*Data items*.
[Start of section]

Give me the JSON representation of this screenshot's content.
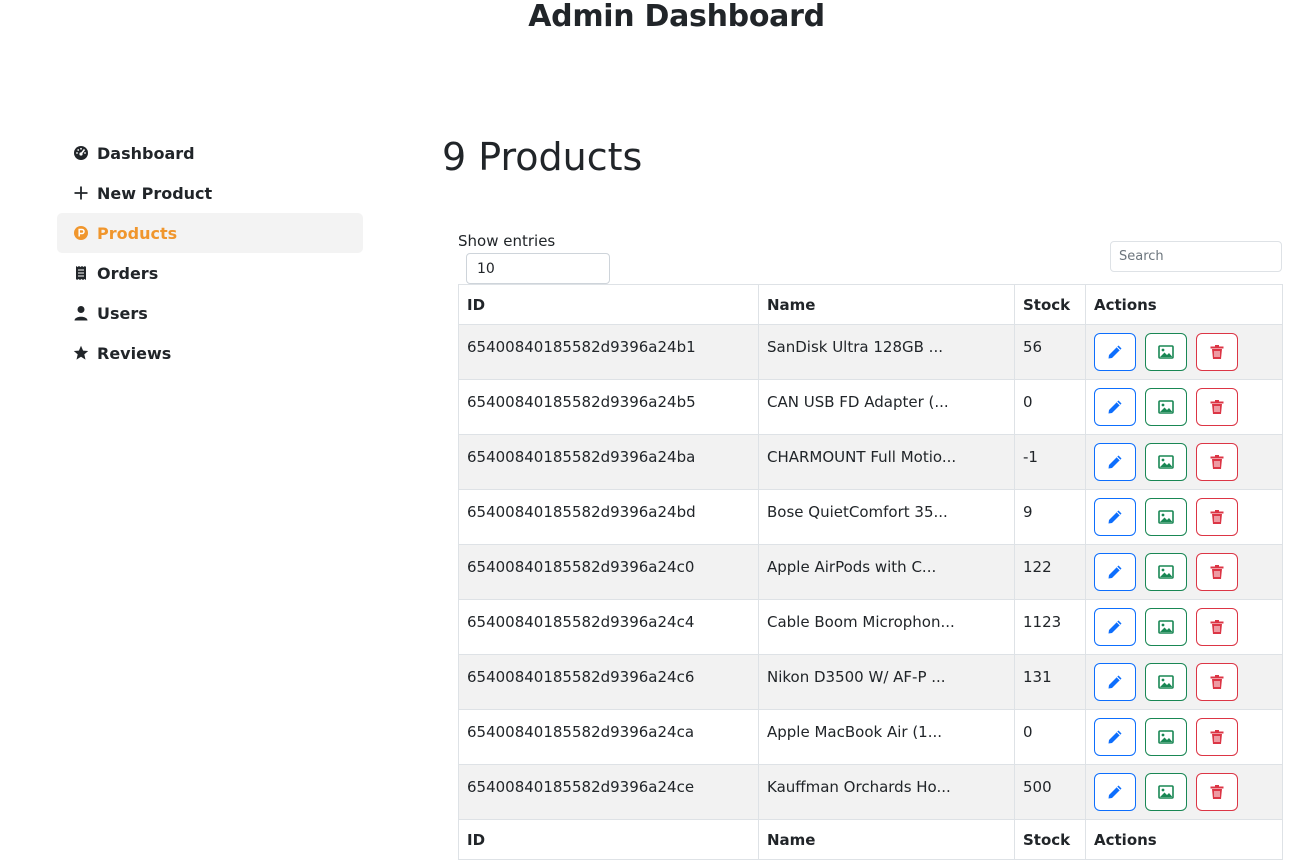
{
  "header": {
    "title": "Admin Dashboard"
  },
  "sidebar": {
    "items": [
      {
        "label": "Dashboard",
        "icon": "dashboard-icon"
      },
      {
        "label": "New Product",
        "icon": "plus-icon"
      },
      {
        "label": "Products",
        "icon": "product-icon",
        "active": true
      },
      {
        "label": "Orders",
        "icon": "receipt-icon"
      },
      {
        "label": "Users",
        "icon": "user-icon"
      },
      {
        "label": "Reviews",
        "icon": "star-icon"
      }
    ]
  },
  "main": {
    "heading": "9 Products",
    "show_entries_label": "Show entries",
    "entries_value": "10",
    "search_placeholder": "Search",
    "columns": [
      "ID",
      "Name",
      "Stock",
      "Actions"
    ],
    "rows": [
      {
        "id": "65400840185582d9396a24b1",
        "name": "SanDisk Ultra 128GB ...",
        "stock": "56"
      },
      {
        "id": "65400840185582d9396a24b5",
        "name": "CAN USB FD Adapter (...",
        "stock": "0"
      },
      {
        "id": "65400840185582d9396a24ba",
        "name": "CHARMOUNT Full Motio...",
        "stock": "-1"
      },
      {
        "id": "65400840185582d9396a24bd",
        "name": "Bose QuietComfort 35...",
        "stock": "9"
      },
      {
        "id": "65400840185582d9396a24c0",
        "name": "Apple AirPods with C...",
        "stock": "122"
      },
      {
        "id": "65400840185582d9396a24c4",
        "name": "Cable Boom Microphon...",
        "stock": "1123"
      },
      {
        "id": "65400840185582d9396a24c6",
        "name": "Nikon D3500 W/ AF-P ...",
        "stock": "131"
      },
      {
        "id": "65400840185582d9396a24ca",
        "name": "Apple MacBook Air (1...",
        "stock": "0"
      },
      {
        "id": "65400840185582d9396a24ce",
        "name": "Kauffman Orchards Ho...",
        "stock": "500"
      }
    ]
  },
  "colors": {
    "accent": "#f0962d",
    "edit": "#0d6efd",
    "image": "#198754",
    "delete": "#dc3545",
    "stripe": "#f2f2f2"
  }
}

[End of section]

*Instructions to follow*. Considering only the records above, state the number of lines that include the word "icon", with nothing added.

*Answer to this exercise*. 6